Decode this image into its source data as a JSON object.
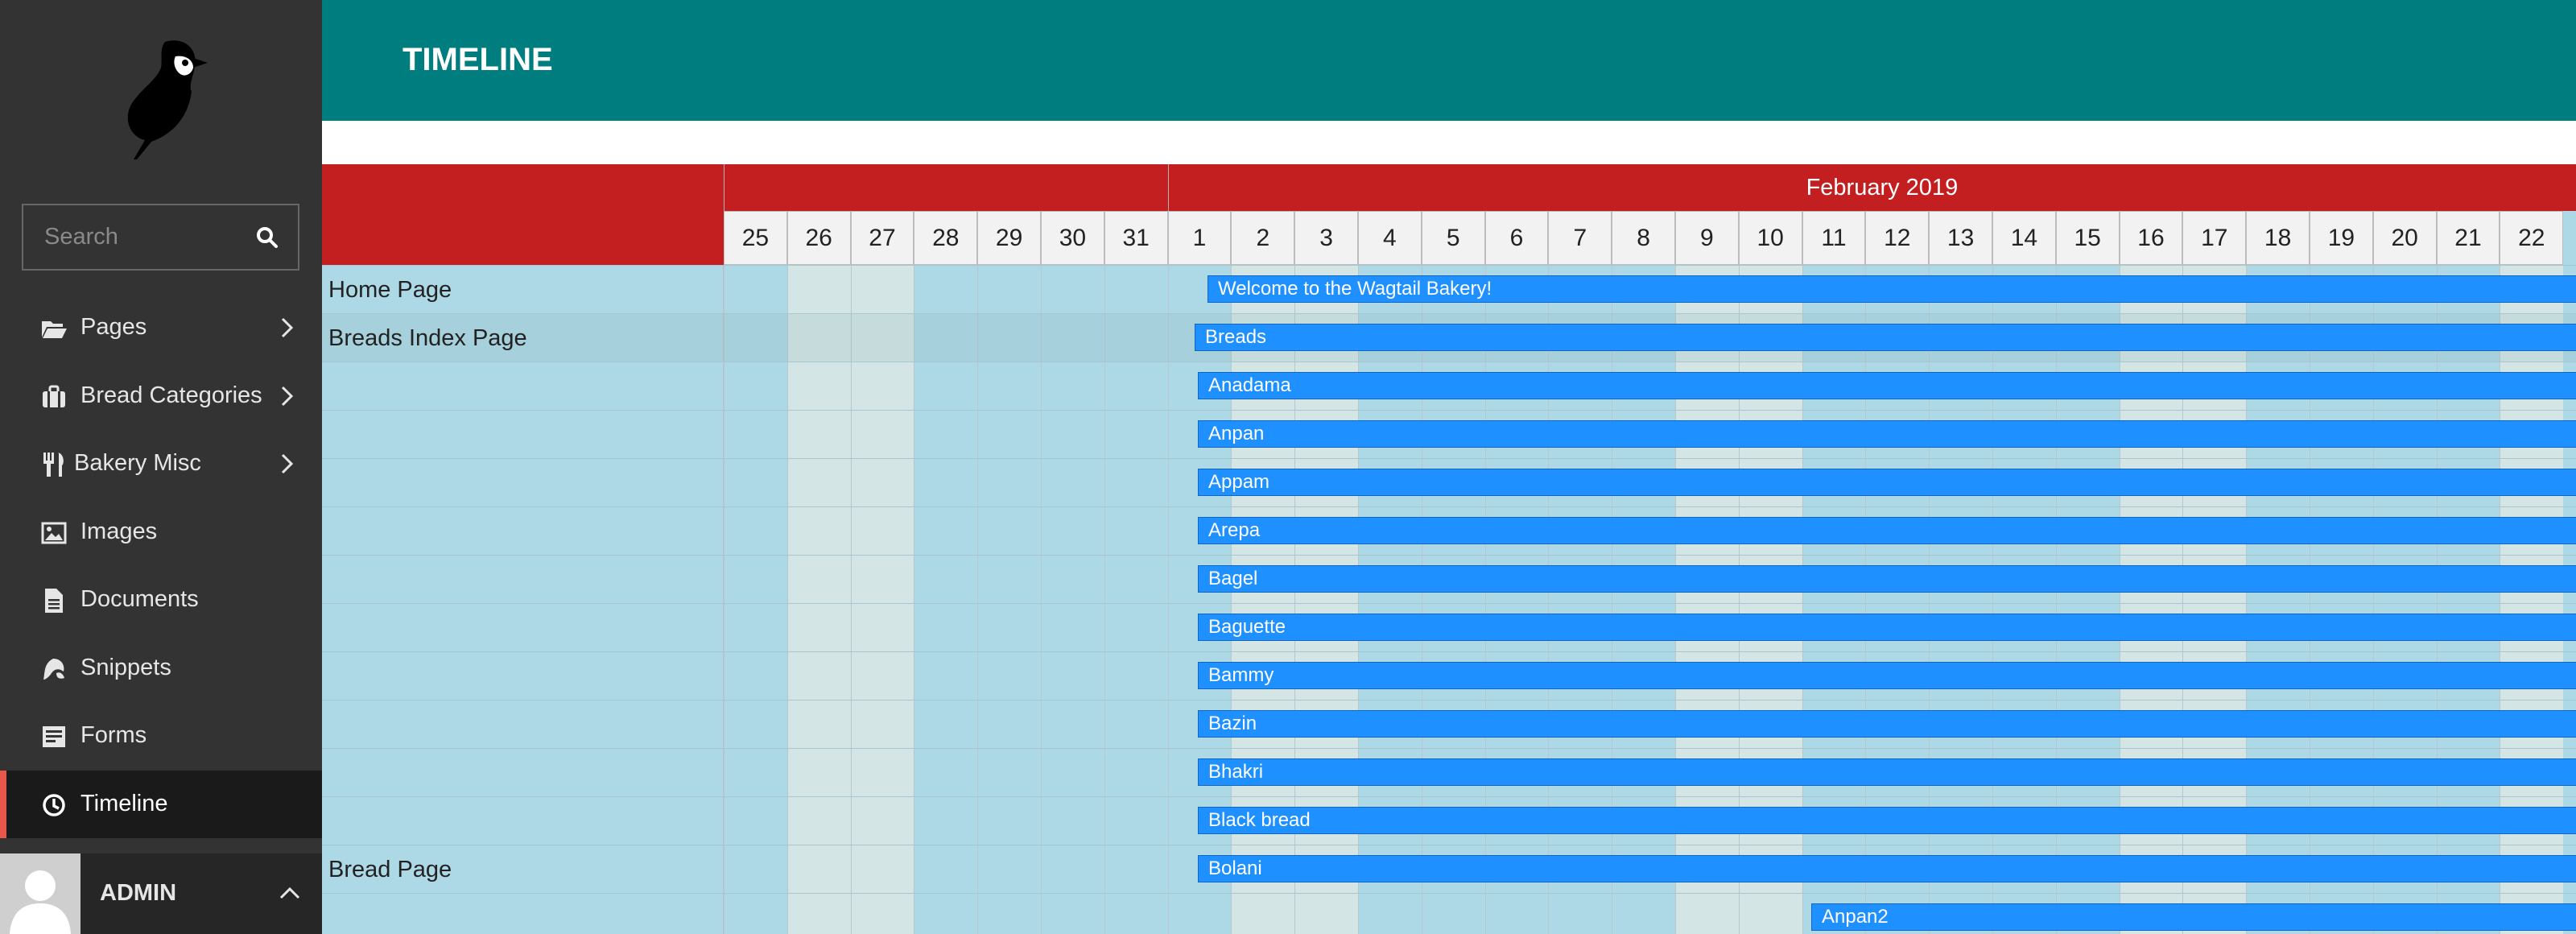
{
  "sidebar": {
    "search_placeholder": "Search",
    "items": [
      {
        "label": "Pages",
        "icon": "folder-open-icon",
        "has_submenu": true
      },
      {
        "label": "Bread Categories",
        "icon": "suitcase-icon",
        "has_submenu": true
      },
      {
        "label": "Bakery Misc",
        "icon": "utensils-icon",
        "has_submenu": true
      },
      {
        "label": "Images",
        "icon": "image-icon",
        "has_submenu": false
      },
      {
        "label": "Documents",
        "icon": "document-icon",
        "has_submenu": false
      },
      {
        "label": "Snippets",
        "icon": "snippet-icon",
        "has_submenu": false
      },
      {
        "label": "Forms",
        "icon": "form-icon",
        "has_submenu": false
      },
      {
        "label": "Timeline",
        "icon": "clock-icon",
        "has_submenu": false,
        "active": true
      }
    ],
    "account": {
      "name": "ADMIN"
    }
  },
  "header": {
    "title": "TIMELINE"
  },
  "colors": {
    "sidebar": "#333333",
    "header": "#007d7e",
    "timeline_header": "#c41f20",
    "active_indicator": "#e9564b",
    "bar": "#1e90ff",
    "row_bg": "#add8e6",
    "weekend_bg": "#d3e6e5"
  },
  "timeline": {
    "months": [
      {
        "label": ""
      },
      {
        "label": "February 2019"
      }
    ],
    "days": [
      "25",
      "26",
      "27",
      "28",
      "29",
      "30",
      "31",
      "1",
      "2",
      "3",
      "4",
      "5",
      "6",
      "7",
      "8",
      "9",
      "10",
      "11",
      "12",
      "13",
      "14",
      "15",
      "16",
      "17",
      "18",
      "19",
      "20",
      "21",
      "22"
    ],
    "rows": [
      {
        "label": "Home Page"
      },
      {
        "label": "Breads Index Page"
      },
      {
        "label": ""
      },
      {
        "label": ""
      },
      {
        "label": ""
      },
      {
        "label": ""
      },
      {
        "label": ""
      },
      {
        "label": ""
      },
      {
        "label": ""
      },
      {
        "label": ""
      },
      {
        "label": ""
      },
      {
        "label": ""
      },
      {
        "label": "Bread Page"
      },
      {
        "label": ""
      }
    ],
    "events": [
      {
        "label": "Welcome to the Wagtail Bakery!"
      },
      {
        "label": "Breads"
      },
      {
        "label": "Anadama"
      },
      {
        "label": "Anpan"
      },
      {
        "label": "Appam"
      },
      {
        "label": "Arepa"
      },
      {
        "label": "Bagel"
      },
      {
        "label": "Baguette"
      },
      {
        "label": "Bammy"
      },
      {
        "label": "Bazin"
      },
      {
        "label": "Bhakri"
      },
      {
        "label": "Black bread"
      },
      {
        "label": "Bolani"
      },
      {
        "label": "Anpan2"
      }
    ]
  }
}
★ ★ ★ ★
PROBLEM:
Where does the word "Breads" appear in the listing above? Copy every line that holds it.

ANSWER BOX:
        "label": "Breads Index Page"
        "label": "Breads"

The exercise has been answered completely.